Chen is ideally a 3rd guy in the rotation, in my opinion, but on this team he is without question the consistent number two guy after Fernandez.  That leaves a trail of question marks.

Adam Conley showed Mattingly enough to earn the 3rd spot in the rotation to the surprise of many.  If you've watched Conley pitch, you'll see he has the stuff to have success in the majors.  He has become a far better choice in the rotation than formally highly touted fellow lefty Justin Nicolino.  His stuff is just very good.

His experience is not.  Conley has pitched just 67 innings in the majors.  Having him lock down the 3rd spot in the rotation and expecting him to be consistent is a lot to ask of an unproven young pitcher.

Tom Koehler and Jarred Cosart round out the rotation.  Those guys are what they are. Decent backend of the rotation guys, as long as the top of your rotation is productive and healthy.  Cosart seems poised for a bounce back season, and the Marlins need that from him.

Which takes us back to the Fernandez health question.  Like Stanton, this team takes a massive dip if (when not if?) he gets hurt.  I think Jose will win a Cy Young award one day very soon.  This year seems unlikely because of his innings restriction now two years removed from Tommy John surgery.

The bullpen also comes with question marks.  The loss or Carter Capps to an elbow ligament tear was a huge blow.  That puts a lot of pressure on AJ Ramos as the closer and the one veteran to count on in the pen.

I really felt the Marlins had something potentially special with a Capps-Ramos combo on the back end of games.  That one inning cut down each night makes a huge difference to a staff that includes two young pitchers who likely won't throw more than 180 innings.

The bottom line with the Marlins is this: IF Stanton and Fernandez stay healthy and produce, Miami has something most teams don't.  Two legitimate star players who are capable of dominating a game.

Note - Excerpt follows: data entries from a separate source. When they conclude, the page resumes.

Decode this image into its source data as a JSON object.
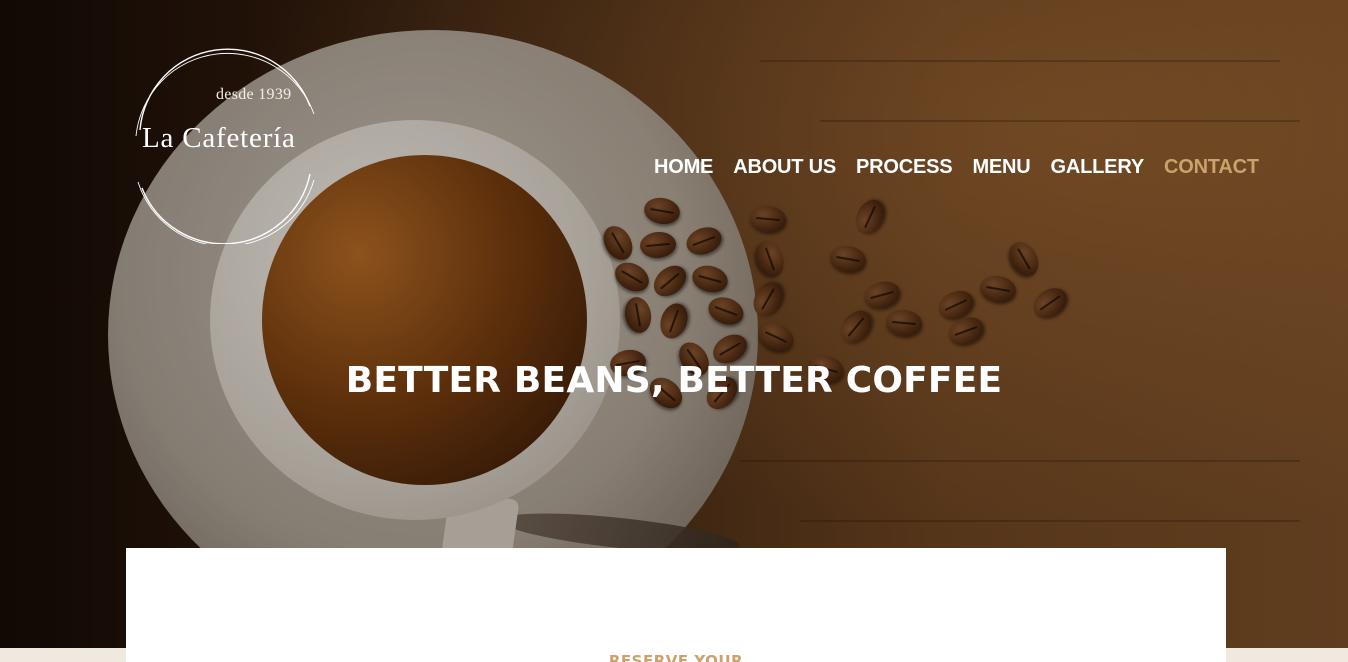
{
  "brand": {
    "since": "desde 1939",
    "name": "La Cafetería"
  },
  "nav": {
    "items": [
      {
        "label": "HOME",
        "active": false
      },
      {
        "label": "ABOUT US",
        "active": false
      },
      {
        "label": "PROCESS",
        "active": false
      },
      {
        "label": "MENU",
        "active": false
      },
      {
        "label": "GALLERY",
        "active": false
      },
      {
        "label": "CONTACT",
        "active": true
      }
    ]
  },
  "hero": {
    "headline": "BETTER BEANS, BETTER COFFEE"
  },
  "reservation": {
    "title": "RESERVE YOUR"
  },
  "colors": {
    "accent": "#c9a26d",
    "text_light": "#ffffff",
    "page_background": "#efe9df"
  }
}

If it all comes together, the Fish could make a big jump and win 83-85 games after winning just 71 last season.  But I just can't see it being a perfect season.  They'll have some adversity, and while Mattingly is more than capable of keeping the team together through the ups and downs of a long season, it'll be hard to expect more than a .500 team.

It doesn't help that the Marlins play in a division that includes two of the NL favorites in the Nationals and Mets.

The good news is they're also in a division that includes the rebuilding Phillies and Braves.

A worst case scenario for the Marlins would be injuries mounting again and they're a 70-72 win team like last season.

Chances are they'll likely land in the middle and win around 78-80 games.

Miami will have good moments because of some exciting young players, but I don't think this team is built and ready to compete in the long haul.

I can't blame Mattingly and I certainly don't blame the players.  This team has a solid young core, but years of a struggling farm system and a reluctance to add payroll will once again hamper the team's depth and win potential.

Marlins season prediction: 79-83 and 3rd place in the NL East.


About the Author:

Will Manso came back home to South Florida when he joined Local 10 in March of 1999. During his time here, Will has kept busy by working in sports, news and he's even dabbled in entertainment. He is now Local 10's sports director and also enjoys the chance to serve as host for special shows on Local 10.